Dogs do not jump in order to establish dominance or to get closer to your face. They jump because it is natural and it receives some sort of acknowledgement from humans.

Many people try to remedy jumping by holding the dog’s paws, kneeing him in the chest, smacking him on the nose, grabbing him by the collar or giving a command. All these actions are giving the dog attention or are placing fear into the dog for offering a behavior.

Ignoring is very powerful and can be used to eliminate many behaviors that are not self-rewarding. If we ignore the jumping we can teach the dog that it is not a desired behavior. Owners have a harder time ignoring this behavior because many times it is uncomfortable or it happens to guest in the home that does not know to ignore.

Ignoring means you do not look at, touch or talk to your dog. Avoid eye contact with him and turn away if you must. When your dog realizes the behavior is not getting him attention, he will offer something else. When he offers an appropriate behavior for at least three seconds verbally mark and reward. If you acknowledge too quickly, you will teach him a chained behavior. Reward as long as he has four-on-the-floor. If at any time he begins jumping again, ignore.

If your dog jumps on you to throw a toy, simply ignore and wait for the appropriate behavior before throwing. He does not have to sit but needs to have all four feet on the ground.

When faced with other humans that want to greet your dog you must take responsibility in setting him up for success; especially if you plan on taking your foster to adoption events or out in public for training.

Because you cannot trust other people to know your dog is in training, you must control your dog’s immediate environment. This means limiting your dog’s options and controlling the response of others. Place your dog on a leash. Allow your dog to greet people with permission. If your dog exhibits appropriate behavior, praise him exuberantly; however, if he jumps, take a step back. This is an interruption with little interaction.

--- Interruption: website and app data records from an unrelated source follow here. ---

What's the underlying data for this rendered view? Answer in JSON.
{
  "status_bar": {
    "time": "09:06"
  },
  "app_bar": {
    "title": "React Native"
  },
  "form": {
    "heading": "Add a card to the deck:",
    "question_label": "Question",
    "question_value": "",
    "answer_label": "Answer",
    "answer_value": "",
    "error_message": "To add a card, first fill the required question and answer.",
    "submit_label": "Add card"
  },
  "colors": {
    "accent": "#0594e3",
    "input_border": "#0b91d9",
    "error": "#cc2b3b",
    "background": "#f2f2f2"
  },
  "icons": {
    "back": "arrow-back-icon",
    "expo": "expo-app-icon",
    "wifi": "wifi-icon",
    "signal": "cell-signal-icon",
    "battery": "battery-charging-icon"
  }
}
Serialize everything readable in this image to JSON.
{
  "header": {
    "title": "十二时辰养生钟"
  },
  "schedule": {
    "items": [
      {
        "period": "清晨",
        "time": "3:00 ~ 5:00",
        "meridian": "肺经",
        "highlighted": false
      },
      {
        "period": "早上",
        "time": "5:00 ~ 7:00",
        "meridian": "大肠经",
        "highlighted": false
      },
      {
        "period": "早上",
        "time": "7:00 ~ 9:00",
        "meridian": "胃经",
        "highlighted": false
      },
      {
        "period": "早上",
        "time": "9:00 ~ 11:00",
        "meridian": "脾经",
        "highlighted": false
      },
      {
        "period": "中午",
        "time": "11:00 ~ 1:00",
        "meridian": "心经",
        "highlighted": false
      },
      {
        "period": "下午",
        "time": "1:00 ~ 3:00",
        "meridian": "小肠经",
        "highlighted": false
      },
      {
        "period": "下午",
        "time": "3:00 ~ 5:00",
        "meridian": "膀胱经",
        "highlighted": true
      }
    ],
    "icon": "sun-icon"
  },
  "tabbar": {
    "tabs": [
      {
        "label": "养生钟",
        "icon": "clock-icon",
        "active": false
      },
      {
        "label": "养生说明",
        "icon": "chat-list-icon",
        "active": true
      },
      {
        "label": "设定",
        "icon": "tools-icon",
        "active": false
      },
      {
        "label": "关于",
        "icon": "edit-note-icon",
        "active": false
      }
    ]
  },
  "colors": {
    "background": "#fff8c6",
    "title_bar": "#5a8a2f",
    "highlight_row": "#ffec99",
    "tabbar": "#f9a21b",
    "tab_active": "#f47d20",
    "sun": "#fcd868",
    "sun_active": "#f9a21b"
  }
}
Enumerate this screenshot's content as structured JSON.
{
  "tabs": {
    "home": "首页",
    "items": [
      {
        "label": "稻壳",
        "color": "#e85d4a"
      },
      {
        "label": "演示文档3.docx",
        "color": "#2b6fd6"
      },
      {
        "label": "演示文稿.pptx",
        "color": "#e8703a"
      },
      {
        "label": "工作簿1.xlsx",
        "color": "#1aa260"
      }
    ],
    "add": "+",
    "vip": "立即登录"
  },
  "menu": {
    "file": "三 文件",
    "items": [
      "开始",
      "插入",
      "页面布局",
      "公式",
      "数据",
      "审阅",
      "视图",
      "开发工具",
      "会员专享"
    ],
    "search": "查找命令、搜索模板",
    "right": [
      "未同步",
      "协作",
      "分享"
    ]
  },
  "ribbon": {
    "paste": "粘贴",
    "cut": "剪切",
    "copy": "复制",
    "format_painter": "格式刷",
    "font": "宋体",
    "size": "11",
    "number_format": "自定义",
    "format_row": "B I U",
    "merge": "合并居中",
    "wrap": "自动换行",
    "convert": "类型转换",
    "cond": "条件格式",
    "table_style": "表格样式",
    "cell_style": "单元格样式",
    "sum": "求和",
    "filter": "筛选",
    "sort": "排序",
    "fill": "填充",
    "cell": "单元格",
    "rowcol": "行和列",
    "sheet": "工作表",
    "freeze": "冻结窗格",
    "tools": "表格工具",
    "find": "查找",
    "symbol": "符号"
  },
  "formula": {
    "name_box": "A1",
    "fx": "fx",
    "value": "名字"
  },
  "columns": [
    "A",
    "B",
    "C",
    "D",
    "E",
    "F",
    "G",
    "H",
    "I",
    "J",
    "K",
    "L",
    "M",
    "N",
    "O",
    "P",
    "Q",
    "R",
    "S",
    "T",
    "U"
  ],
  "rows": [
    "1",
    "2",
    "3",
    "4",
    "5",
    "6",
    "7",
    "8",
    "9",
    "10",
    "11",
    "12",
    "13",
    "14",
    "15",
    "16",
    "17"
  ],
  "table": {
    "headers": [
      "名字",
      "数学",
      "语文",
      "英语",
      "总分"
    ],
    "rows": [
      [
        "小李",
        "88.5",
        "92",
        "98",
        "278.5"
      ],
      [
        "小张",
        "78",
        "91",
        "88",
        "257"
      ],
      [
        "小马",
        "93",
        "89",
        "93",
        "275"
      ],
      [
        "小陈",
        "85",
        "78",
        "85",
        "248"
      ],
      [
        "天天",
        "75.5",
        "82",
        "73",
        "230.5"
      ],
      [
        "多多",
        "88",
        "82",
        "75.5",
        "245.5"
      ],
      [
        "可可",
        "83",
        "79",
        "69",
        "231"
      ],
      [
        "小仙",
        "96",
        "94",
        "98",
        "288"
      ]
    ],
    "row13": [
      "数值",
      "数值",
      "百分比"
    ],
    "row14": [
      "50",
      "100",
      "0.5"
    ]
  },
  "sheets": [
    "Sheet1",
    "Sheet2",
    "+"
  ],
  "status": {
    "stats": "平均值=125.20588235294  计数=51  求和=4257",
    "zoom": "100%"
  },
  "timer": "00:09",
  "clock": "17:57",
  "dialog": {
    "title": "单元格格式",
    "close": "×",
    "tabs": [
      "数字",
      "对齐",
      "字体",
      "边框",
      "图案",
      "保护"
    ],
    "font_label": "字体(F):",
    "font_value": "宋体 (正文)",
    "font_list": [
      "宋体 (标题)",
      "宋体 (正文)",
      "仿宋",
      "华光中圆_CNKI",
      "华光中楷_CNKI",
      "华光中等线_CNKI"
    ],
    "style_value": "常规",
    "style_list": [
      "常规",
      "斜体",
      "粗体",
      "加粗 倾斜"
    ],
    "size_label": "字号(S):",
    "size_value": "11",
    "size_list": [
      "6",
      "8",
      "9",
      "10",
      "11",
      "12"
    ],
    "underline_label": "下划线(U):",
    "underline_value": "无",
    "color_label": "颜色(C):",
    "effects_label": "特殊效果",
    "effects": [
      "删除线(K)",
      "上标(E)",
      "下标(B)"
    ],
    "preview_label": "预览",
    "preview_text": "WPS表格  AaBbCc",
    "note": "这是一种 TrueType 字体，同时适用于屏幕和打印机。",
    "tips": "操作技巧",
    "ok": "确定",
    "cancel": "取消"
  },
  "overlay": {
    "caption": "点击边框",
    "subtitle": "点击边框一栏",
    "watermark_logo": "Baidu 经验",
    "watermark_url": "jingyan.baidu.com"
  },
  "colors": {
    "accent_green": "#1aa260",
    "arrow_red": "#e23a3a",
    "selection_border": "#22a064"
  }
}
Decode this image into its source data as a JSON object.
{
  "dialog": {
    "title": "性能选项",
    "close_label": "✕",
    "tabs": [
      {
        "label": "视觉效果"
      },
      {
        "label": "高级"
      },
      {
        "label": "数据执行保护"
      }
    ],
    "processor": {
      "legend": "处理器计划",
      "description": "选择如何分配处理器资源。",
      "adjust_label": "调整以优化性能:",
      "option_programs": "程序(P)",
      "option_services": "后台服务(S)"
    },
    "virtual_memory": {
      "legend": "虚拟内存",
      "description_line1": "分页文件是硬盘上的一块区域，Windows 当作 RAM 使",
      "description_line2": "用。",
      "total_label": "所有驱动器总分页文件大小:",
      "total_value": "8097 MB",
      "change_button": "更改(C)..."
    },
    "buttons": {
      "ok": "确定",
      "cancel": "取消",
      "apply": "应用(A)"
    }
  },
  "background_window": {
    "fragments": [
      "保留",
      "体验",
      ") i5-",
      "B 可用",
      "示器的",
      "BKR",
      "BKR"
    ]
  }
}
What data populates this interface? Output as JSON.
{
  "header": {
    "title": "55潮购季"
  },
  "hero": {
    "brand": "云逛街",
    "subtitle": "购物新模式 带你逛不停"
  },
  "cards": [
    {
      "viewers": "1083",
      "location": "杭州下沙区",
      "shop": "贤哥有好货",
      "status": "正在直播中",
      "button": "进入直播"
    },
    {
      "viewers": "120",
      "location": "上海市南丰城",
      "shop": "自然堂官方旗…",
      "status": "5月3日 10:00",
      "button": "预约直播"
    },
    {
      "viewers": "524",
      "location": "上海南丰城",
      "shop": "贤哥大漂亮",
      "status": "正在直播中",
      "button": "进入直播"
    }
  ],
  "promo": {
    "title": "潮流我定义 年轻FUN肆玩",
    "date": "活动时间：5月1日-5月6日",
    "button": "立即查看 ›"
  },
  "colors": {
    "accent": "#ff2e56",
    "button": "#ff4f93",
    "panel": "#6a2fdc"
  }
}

Once the dog is giving appropriate behavior, give permission and allow him to greet the person again. Do not assume another person will ignore your dog when he jumps.